A particular type of consumer enjoys stories with plots,
characters, and imagery that allow them to get lost in the narrative, according
to a new study in the Journal of Consumer Research.
"Stories have the power to change people's
behaviour," write authors Tom van Laer (ESCP Europe Business School), Ko de
Ruyter (Maastricht University), Luca M. Visconti (ESCP Europe Business School),
and Martin Wetzels (Maastricht University).
"Contemporary examples include
the persuasive power of Latin American telenovelas, which influence family
planning choices and enrolment in adult literacy programmes, as well as internet
users sharing written stories, photos, and videos about themselves and their
The authors wanted to understand what kinds of stories
allowed consumers to mentally enter a story, a phenomenon called
"narrative transportation". They also wondered which kinds of
consumers were more likely to identify with the narratives.
articles written in five different languages that dealt with the theme of
narrative transportation and tested consumer reactions to those stories.
They found that consumers were most likely to engage with
realistic stories with identifiable characters and plots that easily lead to
mental imagery.
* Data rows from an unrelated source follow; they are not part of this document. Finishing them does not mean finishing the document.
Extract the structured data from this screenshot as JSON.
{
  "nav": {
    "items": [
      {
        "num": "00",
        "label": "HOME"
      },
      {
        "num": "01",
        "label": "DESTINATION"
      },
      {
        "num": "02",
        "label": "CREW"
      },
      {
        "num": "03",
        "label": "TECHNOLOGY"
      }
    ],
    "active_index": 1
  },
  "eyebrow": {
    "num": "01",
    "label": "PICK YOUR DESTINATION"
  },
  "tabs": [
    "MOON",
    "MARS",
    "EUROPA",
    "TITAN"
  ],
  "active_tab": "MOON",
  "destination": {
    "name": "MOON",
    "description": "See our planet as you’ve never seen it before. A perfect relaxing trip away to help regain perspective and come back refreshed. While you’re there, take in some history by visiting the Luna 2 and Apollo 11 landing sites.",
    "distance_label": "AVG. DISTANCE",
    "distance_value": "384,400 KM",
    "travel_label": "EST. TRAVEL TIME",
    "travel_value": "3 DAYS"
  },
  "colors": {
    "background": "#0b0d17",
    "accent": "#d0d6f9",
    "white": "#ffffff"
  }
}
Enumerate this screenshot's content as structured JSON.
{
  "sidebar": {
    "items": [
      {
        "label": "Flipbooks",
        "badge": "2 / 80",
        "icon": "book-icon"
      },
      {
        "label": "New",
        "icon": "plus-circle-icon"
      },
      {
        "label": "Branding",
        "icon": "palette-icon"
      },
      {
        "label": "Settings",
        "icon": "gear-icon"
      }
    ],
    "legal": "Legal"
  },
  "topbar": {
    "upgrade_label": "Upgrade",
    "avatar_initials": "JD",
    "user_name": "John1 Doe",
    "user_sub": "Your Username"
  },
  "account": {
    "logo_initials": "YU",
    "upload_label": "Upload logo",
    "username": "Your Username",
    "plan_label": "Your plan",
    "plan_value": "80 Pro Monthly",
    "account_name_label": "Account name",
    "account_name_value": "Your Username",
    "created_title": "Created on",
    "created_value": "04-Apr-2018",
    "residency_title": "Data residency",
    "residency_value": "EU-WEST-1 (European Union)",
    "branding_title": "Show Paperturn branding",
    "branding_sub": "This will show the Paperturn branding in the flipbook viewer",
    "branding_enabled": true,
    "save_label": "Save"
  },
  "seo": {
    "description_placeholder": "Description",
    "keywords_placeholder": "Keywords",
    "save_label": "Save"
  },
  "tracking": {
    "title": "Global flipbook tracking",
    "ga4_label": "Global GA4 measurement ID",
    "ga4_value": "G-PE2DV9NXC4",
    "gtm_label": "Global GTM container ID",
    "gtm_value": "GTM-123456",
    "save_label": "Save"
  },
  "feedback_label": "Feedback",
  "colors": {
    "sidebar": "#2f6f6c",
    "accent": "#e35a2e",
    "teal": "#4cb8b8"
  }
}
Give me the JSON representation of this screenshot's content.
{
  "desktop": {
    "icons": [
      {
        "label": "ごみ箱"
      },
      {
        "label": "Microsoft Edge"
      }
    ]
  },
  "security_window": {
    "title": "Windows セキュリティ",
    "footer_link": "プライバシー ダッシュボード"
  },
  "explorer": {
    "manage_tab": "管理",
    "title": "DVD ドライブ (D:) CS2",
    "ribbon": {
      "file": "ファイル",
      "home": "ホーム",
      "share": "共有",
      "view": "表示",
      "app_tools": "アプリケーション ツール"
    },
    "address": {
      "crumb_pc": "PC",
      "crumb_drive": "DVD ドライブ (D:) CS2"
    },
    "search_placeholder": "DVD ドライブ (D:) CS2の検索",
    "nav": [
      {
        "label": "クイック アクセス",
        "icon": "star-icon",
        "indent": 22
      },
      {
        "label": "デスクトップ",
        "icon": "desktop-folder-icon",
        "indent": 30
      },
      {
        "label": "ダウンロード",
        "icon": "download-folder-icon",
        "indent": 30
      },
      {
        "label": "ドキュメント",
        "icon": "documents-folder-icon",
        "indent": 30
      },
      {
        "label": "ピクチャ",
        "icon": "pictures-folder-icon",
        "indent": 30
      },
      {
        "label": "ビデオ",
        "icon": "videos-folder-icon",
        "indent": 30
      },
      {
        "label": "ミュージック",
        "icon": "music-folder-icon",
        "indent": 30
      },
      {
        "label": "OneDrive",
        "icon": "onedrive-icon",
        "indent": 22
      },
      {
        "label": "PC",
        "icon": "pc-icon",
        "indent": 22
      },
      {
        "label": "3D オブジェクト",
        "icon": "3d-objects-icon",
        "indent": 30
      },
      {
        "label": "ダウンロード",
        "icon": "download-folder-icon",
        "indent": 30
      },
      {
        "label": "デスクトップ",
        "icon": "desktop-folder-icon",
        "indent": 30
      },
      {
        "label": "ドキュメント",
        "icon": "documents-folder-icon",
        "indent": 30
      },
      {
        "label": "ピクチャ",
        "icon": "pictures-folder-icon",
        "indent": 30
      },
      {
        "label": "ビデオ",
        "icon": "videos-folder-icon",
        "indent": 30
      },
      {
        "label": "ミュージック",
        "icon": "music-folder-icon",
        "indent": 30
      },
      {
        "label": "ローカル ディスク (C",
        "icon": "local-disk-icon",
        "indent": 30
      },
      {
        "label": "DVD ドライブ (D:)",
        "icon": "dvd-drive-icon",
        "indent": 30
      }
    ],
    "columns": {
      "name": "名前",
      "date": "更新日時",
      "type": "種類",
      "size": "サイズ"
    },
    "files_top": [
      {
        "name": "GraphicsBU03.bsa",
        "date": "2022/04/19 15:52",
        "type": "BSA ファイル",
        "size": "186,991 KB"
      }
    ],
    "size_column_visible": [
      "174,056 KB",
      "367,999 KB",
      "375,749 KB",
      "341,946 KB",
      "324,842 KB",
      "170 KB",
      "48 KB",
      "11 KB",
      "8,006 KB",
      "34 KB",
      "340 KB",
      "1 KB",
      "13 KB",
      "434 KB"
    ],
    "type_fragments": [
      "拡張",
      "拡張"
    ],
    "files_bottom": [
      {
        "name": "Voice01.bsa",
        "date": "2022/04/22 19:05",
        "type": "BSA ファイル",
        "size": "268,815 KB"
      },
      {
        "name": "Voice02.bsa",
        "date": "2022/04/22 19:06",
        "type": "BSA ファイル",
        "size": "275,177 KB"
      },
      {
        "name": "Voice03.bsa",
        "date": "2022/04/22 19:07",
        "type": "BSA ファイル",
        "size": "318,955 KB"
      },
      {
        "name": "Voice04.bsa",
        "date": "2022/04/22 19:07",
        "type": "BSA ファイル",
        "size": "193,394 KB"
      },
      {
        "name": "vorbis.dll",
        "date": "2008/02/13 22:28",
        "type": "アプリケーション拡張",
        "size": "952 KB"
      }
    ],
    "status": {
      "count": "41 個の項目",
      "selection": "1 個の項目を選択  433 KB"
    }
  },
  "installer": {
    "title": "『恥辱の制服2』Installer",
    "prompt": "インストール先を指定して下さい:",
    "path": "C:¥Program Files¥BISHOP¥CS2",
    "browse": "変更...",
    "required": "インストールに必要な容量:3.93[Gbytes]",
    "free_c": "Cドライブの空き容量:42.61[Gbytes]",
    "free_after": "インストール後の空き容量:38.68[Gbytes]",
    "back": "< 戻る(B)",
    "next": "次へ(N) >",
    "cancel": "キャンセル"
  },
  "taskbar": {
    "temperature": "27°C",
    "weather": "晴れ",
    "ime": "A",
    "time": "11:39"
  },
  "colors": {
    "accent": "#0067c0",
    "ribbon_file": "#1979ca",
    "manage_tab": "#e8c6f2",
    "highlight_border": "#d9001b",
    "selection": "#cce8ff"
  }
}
They also identified five characteristics that made
participants more able to be transported: familiarity, attention, ability to
fantasize, higher education, and female gender.
"Consumers who are 'transported' are changed by their
experience. People who lose themselves in a story, accept the story is true and
relate to the characters," the authors write. "As the Hopi proverb
goes, 'The one who tells the story rules the world', and now we know how." (Picture: Woman watching TV from Shutterstock)